▸ Dataset content:
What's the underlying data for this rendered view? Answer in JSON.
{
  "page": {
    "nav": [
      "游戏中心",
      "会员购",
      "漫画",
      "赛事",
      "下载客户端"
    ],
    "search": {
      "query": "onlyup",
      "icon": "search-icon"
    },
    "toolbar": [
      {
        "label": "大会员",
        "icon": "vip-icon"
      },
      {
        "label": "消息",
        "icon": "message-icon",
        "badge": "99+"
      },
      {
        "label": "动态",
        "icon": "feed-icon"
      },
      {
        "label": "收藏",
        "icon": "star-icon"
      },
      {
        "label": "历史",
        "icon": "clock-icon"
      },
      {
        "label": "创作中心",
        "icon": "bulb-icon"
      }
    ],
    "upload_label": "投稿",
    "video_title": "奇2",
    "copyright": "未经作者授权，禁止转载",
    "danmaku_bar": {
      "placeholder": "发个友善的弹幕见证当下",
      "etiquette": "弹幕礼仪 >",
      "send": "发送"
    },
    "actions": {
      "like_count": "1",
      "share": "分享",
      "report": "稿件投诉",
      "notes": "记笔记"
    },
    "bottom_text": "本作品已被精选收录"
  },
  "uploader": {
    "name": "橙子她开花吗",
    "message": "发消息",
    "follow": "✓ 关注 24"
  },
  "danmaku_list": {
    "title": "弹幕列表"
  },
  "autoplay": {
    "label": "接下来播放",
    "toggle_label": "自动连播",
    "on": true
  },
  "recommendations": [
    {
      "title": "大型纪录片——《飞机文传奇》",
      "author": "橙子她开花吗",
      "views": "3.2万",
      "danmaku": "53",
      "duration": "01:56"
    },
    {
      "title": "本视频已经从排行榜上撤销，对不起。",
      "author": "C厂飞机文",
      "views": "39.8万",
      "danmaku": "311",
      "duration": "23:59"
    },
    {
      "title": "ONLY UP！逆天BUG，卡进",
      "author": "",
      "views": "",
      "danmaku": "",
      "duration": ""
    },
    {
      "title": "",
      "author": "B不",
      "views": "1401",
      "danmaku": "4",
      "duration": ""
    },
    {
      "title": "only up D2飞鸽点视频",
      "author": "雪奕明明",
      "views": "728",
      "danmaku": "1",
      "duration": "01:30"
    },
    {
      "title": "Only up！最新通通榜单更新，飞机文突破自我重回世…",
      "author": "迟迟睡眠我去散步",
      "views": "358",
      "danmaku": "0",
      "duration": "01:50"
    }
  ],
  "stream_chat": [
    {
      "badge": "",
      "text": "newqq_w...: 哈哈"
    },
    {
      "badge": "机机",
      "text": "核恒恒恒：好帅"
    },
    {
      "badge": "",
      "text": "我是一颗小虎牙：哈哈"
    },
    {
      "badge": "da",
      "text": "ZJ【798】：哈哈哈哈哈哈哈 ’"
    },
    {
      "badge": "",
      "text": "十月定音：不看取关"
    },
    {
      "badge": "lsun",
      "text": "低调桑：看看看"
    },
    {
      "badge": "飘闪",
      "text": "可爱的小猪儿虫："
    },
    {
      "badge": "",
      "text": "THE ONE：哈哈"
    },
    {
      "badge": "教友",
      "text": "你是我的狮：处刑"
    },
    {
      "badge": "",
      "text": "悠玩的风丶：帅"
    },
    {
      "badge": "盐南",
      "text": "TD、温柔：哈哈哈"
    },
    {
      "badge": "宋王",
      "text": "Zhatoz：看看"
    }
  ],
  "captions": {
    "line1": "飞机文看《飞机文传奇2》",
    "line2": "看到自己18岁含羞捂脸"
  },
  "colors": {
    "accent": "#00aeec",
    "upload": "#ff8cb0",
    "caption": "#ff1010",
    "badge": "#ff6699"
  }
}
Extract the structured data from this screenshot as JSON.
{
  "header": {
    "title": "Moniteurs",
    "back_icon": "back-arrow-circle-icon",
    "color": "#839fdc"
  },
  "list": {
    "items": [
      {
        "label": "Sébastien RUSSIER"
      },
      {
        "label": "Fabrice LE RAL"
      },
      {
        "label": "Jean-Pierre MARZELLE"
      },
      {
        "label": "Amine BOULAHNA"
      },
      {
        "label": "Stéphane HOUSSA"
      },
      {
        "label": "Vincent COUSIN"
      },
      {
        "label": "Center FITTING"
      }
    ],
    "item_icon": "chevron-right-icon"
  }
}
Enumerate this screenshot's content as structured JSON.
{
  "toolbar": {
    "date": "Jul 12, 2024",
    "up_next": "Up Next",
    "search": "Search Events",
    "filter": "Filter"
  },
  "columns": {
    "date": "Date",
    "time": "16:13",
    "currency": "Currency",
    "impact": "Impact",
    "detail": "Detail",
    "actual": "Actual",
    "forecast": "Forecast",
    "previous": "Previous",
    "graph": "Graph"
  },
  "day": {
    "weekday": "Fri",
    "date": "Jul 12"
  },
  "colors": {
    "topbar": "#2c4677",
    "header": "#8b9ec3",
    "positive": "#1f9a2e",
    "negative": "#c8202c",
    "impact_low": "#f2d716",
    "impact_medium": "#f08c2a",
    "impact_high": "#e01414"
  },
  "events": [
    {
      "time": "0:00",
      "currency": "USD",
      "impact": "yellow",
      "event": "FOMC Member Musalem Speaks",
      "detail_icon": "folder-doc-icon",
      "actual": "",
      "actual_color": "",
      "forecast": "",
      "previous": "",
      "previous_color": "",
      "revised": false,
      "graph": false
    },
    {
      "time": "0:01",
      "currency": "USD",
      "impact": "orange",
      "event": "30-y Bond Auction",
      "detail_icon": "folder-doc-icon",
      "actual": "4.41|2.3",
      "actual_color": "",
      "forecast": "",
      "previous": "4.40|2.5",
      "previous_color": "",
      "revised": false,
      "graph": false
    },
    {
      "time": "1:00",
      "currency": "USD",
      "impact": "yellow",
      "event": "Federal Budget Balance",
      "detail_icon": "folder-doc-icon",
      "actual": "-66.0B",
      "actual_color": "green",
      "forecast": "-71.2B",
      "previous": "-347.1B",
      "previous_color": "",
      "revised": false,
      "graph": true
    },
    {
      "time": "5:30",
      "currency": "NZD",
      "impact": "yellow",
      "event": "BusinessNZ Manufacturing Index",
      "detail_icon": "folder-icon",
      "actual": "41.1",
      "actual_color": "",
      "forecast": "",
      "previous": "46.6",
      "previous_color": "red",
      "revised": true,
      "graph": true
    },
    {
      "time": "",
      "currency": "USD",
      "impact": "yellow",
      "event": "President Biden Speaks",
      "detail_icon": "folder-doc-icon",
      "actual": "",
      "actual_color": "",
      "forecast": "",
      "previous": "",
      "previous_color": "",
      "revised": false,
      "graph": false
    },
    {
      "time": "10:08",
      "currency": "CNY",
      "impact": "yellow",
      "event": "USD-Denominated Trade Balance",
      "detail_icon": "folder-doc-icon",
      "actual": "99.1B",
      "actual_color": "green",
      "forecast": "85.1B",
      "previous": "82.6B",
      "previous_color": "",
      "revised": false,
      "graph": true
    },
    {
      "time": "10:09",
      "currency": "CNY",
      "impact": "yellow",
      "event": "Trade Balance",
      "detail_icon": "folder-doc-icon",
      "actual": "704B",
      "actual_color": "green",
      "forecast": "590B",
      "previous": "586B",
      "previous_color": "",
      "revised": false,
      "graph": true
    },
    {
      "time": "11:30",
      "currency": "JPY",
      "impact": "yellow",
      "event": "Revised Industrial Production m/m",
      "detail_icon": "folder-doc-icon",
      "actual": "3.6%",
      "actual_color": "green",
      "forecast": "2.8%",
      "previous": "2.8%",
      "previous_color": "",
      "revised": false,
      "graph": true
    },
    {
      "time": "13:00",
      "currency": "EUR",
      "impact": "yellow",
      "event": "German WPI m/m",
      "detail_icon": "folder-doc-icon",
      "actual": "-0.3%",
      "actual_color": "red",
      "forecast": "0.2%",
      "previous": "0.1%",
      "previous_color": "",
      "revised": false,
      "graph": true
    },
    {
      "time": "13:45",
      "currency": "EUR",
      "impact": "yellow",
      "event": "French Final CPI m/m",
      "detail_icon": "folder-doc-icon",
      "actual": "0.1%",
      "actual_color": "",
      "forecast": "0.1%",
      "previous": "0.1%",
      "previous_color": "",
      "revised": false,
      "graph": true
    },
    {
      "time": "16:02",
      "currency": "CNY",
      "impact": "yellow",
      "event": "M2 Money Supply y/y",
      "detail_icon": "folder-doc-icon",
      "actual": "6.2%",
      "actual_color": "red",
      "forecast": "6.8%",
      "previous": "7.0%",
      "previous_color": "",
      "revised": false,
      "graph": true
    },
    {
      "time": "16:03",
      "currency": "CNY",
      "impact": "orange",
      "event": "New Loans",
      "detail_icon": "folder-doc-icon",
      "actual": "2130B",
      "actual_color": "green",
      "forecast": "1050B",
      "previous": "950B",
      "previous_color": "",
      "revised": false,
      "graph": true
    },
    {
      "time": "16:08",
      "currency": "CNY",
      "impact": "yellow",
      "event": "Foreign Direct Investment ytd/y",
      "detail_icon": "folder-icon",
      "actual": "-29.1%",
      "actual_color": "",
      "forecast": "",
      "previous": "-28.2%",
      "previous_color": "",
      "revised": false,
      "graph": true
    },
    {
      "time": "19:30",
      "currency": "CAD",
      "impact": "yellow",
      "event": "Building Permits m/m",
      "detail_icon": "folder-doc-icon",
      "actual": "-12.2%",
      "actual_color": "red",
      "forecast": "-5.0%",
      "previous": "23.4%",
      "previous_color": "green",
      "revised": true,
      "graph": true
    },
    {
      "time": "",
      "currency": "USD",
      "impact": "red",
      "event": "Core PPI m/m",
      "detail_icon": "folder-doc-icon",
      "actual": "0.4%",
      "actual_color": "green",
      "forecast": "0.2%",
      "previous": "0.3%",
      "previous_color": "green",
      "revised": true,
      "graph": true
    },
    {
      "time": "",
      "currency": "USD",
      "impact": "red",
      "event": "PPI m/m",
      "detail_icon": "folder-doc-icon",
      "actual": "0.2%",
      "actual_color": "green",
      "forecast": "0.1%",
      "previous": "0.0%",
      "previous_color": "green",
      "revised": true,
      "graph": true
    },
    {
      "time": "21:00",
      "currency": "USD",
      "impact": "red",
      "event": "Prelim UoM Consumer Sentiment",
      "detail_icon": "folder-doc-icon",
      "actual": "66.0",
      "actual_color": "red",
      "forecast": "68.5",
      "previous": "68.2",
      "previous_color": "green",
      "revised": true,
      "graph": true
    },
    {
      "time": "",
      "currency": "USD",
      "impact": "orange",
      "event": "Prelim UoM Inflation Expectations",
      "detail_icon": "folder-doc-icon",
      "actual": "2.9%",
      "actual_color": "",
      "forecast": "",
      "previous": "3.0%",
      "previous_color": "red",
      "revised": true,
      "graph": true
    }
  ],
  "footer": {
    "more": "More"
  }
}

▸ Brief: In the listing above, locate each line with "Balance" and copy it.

▸ Task response:
      "event": "Federal Budget Balance",
      "event": "USD-Denominated Trade Balance",
      "event": "Trade Balance",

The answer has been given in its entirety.